Much smaller crowd for the city Parks Department‘s project manager on the Myrtle Reservoir park project, Virginia Hassinger, at the quarterly Morgan Community Association meeting at The Kenney last night — but for a few minutes, it was even more contentious than the testiest moments of the last public meeting specifically about the park project (WSB coverage here). Main reason: As Hassinger reiterated, and as we reported here and here, “the decision is made” to set aside an area of the Myrtle park for a future “skate(board) feature.” The most pointed questions for her tonight sought to zero in on who made that decision, when it was made, and why High Point Community Center — listed in the city Skatepark Plan as the other option for a West Seattle skateboard park — was ruled out.
There is a lot more to the Myrtle Reservoir park, of course, than the northeast side where space will be set aside for the future skate feature. The “approved schematic design” finalized by the Parks Department last week is now online, as we mentioned yesterday — here’s a quick look:
Hassinger noted the “light green” area will be what’s called “eco-turf,” a planting mix that doesn’t need (or get) mowing; the department has experimented with several different mixes for this, she says, and the current state-of-the-art version is in place at Greenwood Park. Later in the meeting, she also fielded questions about whether the park will have picnic tables (“furnishings” are yet to be determined, she said), but first, came a relatively long and sometimes-heated discussion about the skate-feature set-aside and when, following the last public meeting, that decision was finalized — and it is final, she stated repeatedly, and in a variety of ways, such as “Parks will allow a skate feature at Myrtle,” and “… Parks wants to put the feature here; that decision has been made.”
Was the decision made by new Parks Department Superintendent Tim Gallagher, one attendee asked? Hassinger said it was more a decision from a team of department managers; “we have a new superintendent, and I wouldn’t put it all on his shoulders.” She also noted that the schematic design had to be reviewed by other city departments such as Seattle Public Utilities, since the reservoir and other facilities already on the land are theirs.
To those who tried to sort out where in the “process” they had missed the final decisionmaking for the “Myrtle or High Point, future skate park” decision landing on Myrtle, she said, “There was no process to evaluate the two sites.
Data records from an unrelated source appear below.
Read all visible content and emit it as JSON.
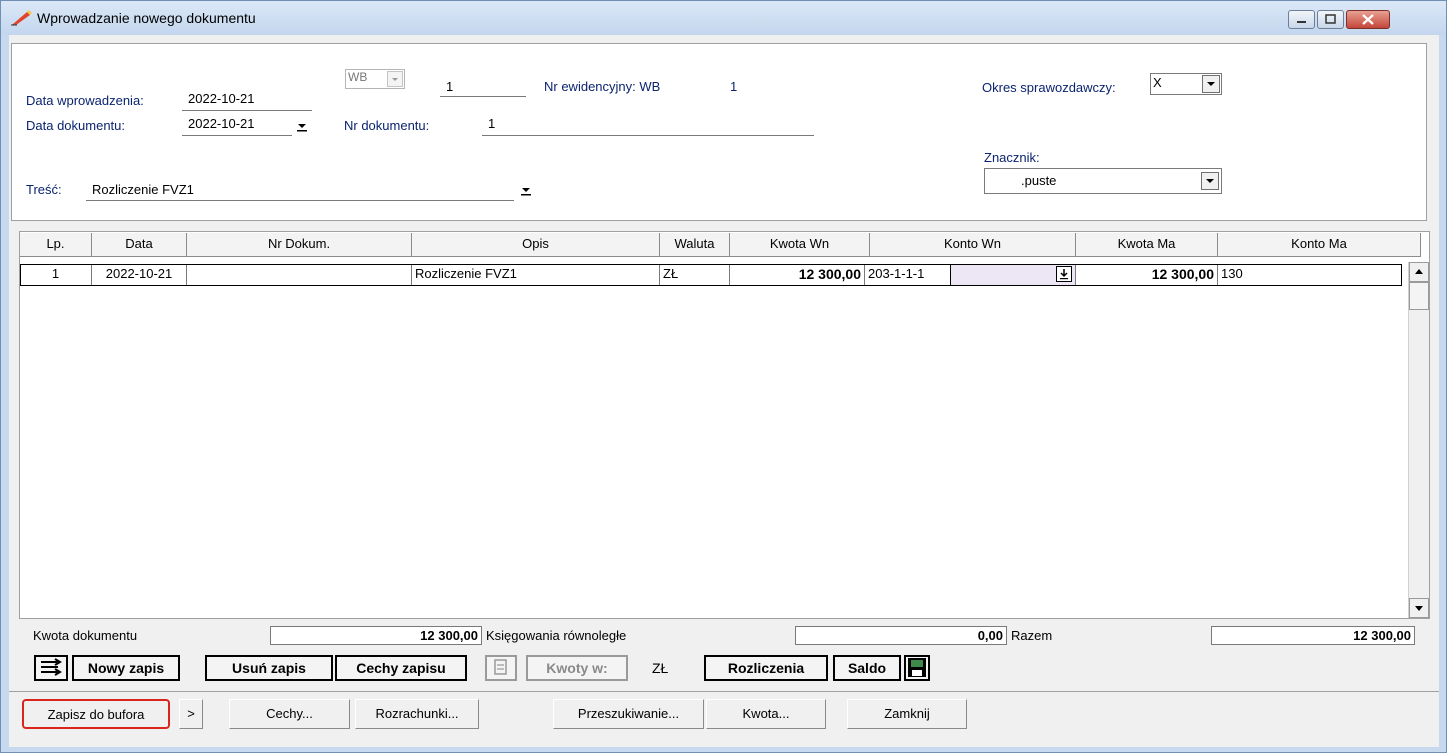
{
  "window": {
    "title": "Wprowadzanie nowego dokumentu"
  },
  "header": {
    "data_wprowadzenia_label": "Data wprowadzenia:",
    "data_wprowadzenia_value": "2022-10-21",
    "data_dokumentu_label": "Data dokumentu:",
    "data_dokumentu_value": "2022-10-21",
    "register_select_value": "WB",
    "register_number": "1",
    "nr_ewidencyjny_label": "Nr ewidencyjny: WB",
    "nr_ewidencyjny_value": "1",
    "nr_dokumentu_label": "Nr dokumentu:",
    "nr_dokumentu_value": "1",
    "okres_label": "Okres sprawozdawczy:",
    "okres_value": "X",
    "znacznik_label": "Znacznik:",
    "znacznik_value": ".puste",
    "tresc_label": "Treść:",
    "tresc_value": "Rozliczenie FVZ1"
  },
  "grid": {
    "columns": [
      "Lp.",
      "Data",
      "Nr Dokum.",
      "Opis",
      "Waluta",
      "Kwota Wn",
      "Konto Wn",
      "Kwota Ma",
      "Konto Ma"
    ],
    "rows": [
      {
        "lp": "1",
        "data": "2022-10-21",
        "nr_dokum": "",
        "opis": "Rozliczenie FVZ1",
        "waluta": "ZŁ",
        "kwota_wn": "12 300,00",
        "konto_wn": "203-1-1-1",
        "kwota_ma": "12 300,00",
        "konto_ma": "130"
      }
    ]
  },
  "totals": {
    "kwota_dokumentu_label": "Kwota dokumentu",
    "kwota_dokumentu_value": "12 300,00",
    "ksiegowania_label": "Księgowania równoległe",
    "ksiegowania_value": "0,00",
    "razem_label": "Razem",
    "razem_value": "12 300,00"
  },
  "toolbar": {
    "nowy_zapis": "Nowy zapis",
    "usun_zapis": "Usuń zapis",
    "cechy_zapisu": "Cechy zapisu",
    "kwoty_w": "Kwoty w:",
    "currency": "ZŁ",
    "rozliczenia": "Rozliczenia",
    "saldo": "Saldo"
  },
  "footer": {
    "zapisz": "Zapisz do bufora",
    "more": ">",
    "cechy": "Cechy...",
    "rozrachunki": "Rozrachunki...",
    "przeszukiwanie": "Przeszukiwanie...",
    "kwota": "Kwota...",
    "zamknij": "Zamknij"
  },
  "colors": {
    "label_blue": "#0b2470",
    "highlight_red": "#d9251c",
    "titlebar": "#c7d9ef"
  },
  "icons": [
    "pen-icon",
    "minimize-icon",
    "maximize-icon",
    "close-icon",
    "dropdown-arrow-icon",
    "list-icon",
    "save-icon",
    "calculator-icon"
  ]
}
The (city) skatepark plan says the site choice is ‘to be determined’. We had this project (the Myrtle park). And at the second (public) meeting (on Myrtle), we had quite a large response from people in favor of it.” (Again, you can read that account, and the online comments that followed, here.)
That point led to some heated back-and-forth last night, as a few attendees suggested the majority of the supporters at that meeting were skatepark advocates from outside West Seattle, and wondered if the department had geographically collated comments as WS and no-WS. (Answer: no; but anecdotally overall, Hassinger said, the sentiment during and after that meeting was 2-to-1 pro-skate feature.)
But she also stressed, it’s not as if the skate feature, “10,000 square feet or less,” is going to magically appear sometime soon: “I don’t have any money for it, I don’t have a budget to hire a designer, I don’t have the direction at this time (to proceed with designing and building it). The design has this area set aside for a ‘future’ skate feature.”
So if that decision has been made, a meeting-goer asked, what’s the May 1st public meeting about? Hassinger replied, with only the slightest hint of exasperation, “If you think beyond the skate spot, we’ve got a whole park here.” But, came another question, if the Parks Department makes all the decisions, then what decisions do we make as a community?
“You get to have input about the park,” she replied. “It’s not a community DECISIONMAKING process, it’s community INPUT.”
But back again to the skateboard feature, isn’t this a decision made out of convenience? wondered MoCA information coordinator Cindi Barker — a decision that might eventually turn out to be penny-wise, pound-foolish? Hassinger suggested she write to the manager in charge of the city Skatepark Plan, Kevin Stoops, and share that sentiment. (His e-mail address is firstname.lastname@example.org)
After more than 45 minutes of discussion, the MoCA meeting attendees seemed to generally make some peace with the concept; president Steve Sindiong noted, “I think the fact that we’re getting two new parks in our neighborhood right now is great.” (Hassinger is also project manager for the Morgan Junction park going in on ex-monorail land next to the new Beveridge Place Pub location; her e-mail address is email@example.com; you can expect to see her in person at the next meeting for the Myrtle park plan, 7 pm May 1, High Point Community Center.)